Let's talk about DoT uptime. Especially if you're learning/re-learning how to play Affliction, increasing your DoT uptime is one of the best ways to increase your dps output. DoT uptime is a little more difficult to evaluate than simple shadow bolt spam ever was, but it's easily determined through a little bit of math. Your report will show you the number of ticks each DoT had during the course of the fight. Every warlock DoT ticks on a three second timer, regardless of haste, so take the number of ticks of the DoT you're evaluating and multiply the number by 3. This is the total length of time your DoT was on your target, in seconds. Above the report itself, under the boss name, the report will also show you the overall length of the fight. Translate this number into seconds, and then divide the length of time your DoT was up by the overall length of the fight. This is your DoT uptime. Ideally, you want to get as close as you can to 100% uptime for all of your DoTs. Naturally, 100% uptime is impossible, as you lose time casting and recasting your DoTs. If you're doing it right, though, you should be refreshing your DoTs JUST AFTER the final tick and they should be up for the vast majority of the fight. If you're doing better than 80% for all of your DoTs, you're in very decent shape. If not, then you know where you have room for improvement.

You can also use WWS in a similar fashion to determine how well you're using your abilities with cooldowns-- namely, Haunt if you're Affliction, and Chaos Bolt if you're Destruction. The goal with both abilities is certainly to use them on every cooldown. Analyze the amount of time they spent on CD for you by multiplying the number of casts with the length of the ability's cooldown, and this should give you an idea of whether you're using your 51 pt talent as often as you ought to be when compared with the fight's overall length, much as with analyzing your DoT uptime.

If you want to compare your damage output with the other warlocks in your raid, you can do so by clicking on the "Warlocks" at the top of the screen in the class dropdown. This will present you with a side-by-side summary of both yourself and the other warlocks in your raid. Again, I recommend against over-utilizing this tool, but it can be very helpful in determining where large dps discrepancies may arise from.

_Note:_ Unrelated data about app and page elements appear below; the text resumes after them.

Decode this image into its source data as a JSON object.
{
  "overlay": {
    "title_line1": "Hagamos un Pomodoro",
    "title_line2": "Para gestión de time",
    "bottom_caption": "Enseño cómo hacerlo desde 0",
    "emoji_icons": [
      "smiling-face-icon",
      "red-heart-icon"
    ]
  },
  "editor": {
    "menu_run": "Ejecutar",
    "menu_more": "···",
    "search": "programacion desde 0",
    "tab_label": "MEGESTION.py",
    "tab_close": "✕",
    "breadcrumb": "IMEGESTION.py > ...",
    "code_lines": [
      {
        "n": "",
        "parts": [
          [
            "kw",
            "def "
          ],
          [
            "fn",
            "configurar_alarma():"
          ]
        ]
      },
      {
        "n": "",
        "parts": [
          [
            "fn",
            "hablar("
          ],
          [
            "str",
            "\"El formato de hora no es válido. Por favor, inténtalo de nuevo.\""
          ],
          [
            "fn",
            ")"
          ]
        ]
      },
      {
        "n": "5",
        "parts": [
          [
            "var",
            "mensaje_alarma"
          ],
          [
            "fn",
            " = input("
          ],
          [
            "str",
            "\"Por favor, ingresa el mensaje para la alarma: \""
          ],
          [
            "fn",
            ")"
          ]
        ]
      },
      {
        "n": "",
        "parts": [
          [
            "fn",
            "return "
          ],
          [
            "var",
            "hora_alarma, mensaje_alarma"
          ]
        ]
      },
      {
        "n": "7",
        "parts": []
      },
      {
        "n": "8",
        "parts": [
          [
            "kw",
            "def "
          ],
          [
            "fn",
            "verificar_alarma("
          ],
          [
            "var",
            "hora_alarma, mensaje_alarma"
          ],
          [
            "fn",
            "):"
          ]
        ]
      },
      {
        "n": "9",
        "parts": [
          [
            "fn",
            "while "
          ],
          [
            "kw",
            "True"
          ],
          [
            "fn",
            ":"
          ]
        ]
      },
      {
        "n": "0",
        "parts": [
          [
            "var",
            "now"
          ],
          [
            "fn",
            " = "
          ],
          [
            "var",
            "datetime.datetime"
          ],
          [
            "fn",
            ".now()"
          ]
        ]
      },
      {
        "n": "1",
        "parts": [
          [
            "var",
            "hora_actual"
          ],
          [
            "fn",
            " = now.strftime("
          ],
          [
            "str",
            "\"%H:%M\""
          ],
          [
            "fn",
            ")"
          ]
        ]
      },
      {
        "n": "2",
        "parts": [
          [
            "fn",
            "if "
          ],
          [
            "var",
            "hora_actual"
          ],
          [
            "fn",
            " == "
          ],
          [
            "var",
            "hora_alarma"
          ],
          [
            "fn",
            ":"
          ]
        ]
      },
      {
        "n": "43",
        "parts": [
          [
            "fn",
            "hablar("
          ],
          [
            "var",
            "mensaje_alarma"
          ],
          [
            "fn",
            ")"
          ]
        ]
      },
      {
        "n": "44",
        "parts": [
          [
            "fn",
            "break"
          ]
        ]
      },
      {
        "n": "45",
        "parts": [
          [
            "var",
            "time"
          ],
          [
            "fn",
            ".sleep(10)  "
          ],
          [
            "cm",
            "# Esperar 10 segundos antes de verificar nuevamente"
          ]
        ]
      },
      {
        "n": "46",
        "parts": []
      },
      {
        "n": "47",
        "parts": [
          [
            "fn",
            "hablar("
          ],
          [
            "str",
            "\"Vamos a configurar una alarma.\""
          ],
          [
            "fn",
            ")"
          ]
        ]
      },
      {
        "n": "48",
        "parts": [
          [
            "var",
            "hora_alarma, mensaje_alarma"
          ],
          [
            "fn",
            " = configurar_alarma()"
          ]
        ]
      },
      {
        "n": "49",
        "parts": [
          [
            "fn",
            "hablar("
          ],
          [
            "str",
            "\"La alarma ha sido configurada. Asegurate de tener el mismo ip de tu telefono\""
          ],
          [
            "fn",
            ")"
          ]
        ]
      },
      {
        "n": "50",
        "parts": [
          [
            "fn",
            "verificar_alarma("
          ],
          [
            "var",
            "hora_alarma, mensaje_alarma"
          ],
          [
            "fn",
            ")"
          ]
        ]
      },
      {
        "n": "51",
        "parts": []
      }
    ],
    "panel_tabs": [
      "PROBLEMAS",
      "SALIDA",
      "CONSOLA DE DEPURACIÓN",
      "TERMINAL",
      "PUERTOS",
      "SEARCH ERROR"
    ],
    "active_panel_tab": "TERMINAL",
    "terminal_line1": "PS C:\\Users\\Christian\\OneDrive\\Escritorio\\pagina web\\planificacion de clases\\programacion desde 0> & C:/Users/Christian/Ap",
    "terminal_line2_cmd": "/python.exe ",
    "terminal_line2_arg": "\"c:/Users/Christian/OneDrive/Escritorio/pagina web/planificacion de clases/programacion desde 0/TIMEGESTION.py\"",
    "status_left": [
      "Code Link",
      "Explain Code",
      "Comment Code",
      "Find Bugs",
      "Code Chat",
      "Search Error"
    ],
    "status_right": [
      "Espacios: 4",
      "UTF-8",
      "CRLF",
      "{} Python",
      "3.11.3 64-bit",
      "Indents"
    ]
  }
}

And, of course, if you're ever particularly concerned that your dps output isn't what you think it should be, feel free to make an "@ Fallenman and Clearly" thread on the WoW warlock forums, and one or both of us will be more than happy to analyze your WWS report for you. =]

3 comments:

Dangerclose said...

I've recently started using WWS parses for analyzing my performance on my warrior. However, I haven't done it much for my warlock. One question I had that you touched on but didn't quite answer.

Is there anyway from the WWS report to tell if you're over writing the last tick of a dot?

One of the problems I'm concerned I have is I get a lot of lag fluctuation going from 200ms to 850ms. I use Quartz but still trying to time Immolate and UA just write is pretty hard and I a lot of times can't tell if I got my cast off right on time or a little early.

Ben said...

Just a tiny correction: You mentioned all warlock DoTs tick on a 3 second timer, but didn't mention that CoA ticks on a 2 second timer.

Otherwise, I always enjoy reading both Fallenman's and your material. Keep up the warlocky goodness!

Clearly said...

I can think of a way to test whether you're overwriting immo... by comparing the number of hits you have with the number of ticks and ensuring that they line up. If you're using a conflag rotation as destro, obviously that won't work.

Aside from that, I don't know of a way to compare casts with ticks in WWS, unfortunately. But you're right, being able to monitor something like that would be useful.